Talk about heavy-duty debunking.
The Times of London not long ago posted an item at one of its blogs about a book published last month that challenges the veracity of well-known quotes attributed to French rulers and intellectuals.
The book, Le Petit inventaire des citations malmenées (or, roughly, the Small inventory of abused quotations), calls into question such famous lines as Louis XIV’s “L’état c’est moi,” Louis XV’s “Après moi le déluge,” and Queen Marie Antoinette’s “Qu’ils mangent de la brioche” (let them eat cake).
As described by Charles Bremner, the Times‘ correspondent in Paris in a blog posting late last month, “Those famous royal remarks are among dozens of misattributed, misunderstood and outright false quotations in a fun little book just published by two academics,” Paul Desalmand and Yves Stallini.
Bremner writes that the authors “delight in knocking down famous lines that were outright invented or wrongly attributed to great figures of the past. They blame lazy journalists and historians for populari[z]ing dodgy quotes and making them up because they sound right.”
Lazy journalists: Seems right.
Journalists can be quite eager to invoke famous quotes that “sound right” or are simply too good to check out. Too delicious not to be true.
The long-lived but almost certainly apocryphal remark attributed to William Randolph Hearst, “You furnish the pictures, I’ll furnish the war,” comes readily to mind.
So does the comment attributed to President Lyndon Johnson, “If I’ve lost Cronkite, I’ve lost Middle America.” Johnson supposedly made the remark after watching Walter Cronkite’s special report on Vietnam in February 1968. As is discussed in my forthcoming book, Getting It Wrong, Johnson did not see the program when it aired.
And Hearst denied ever having vowed to “furnish the war” between the United States and Spain.
In its review, the Parisian daily Le Monde calls Le Petit inventaire des citations malmenées “clever” as well as “instructive and amusing. Also sad, sometimes.”
The book, Bremner further notes, challenges the quote attributed to King Henri IV, “Paris vaut bien une messe” [Paris is well worth a mass]. “No trace of this legendary quip by the ex-protestant king can be found in historical records,” Bremner writes, adding that authors Desalmand and Stallini “suggest that it may have been invented by enemies of the popular 16th century ruler who switched to Catholicism in order to have the crown.”

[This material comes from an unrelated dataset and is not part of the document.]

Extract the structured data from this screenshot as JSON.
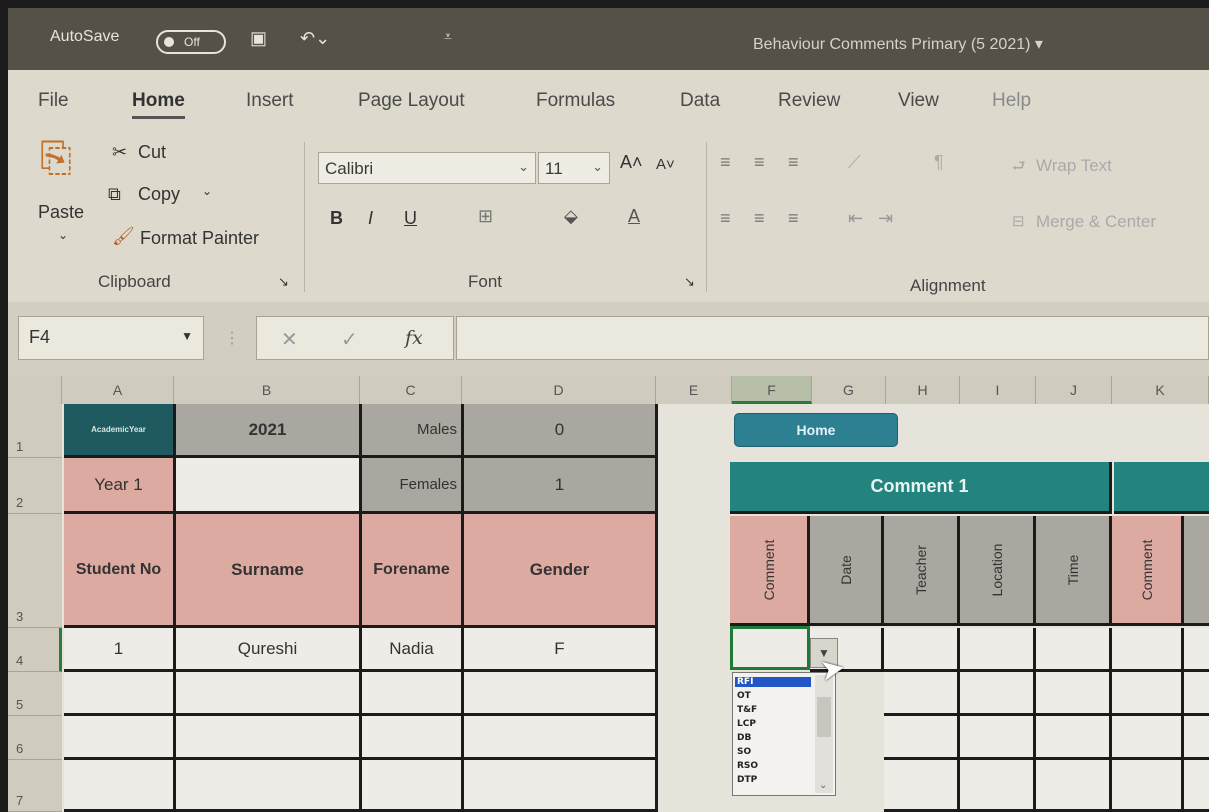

Le Petit inventaire des citations malmenées sounds like a neat little book of impressive debunking. It runs 188 pages, but hélas, is available only in French.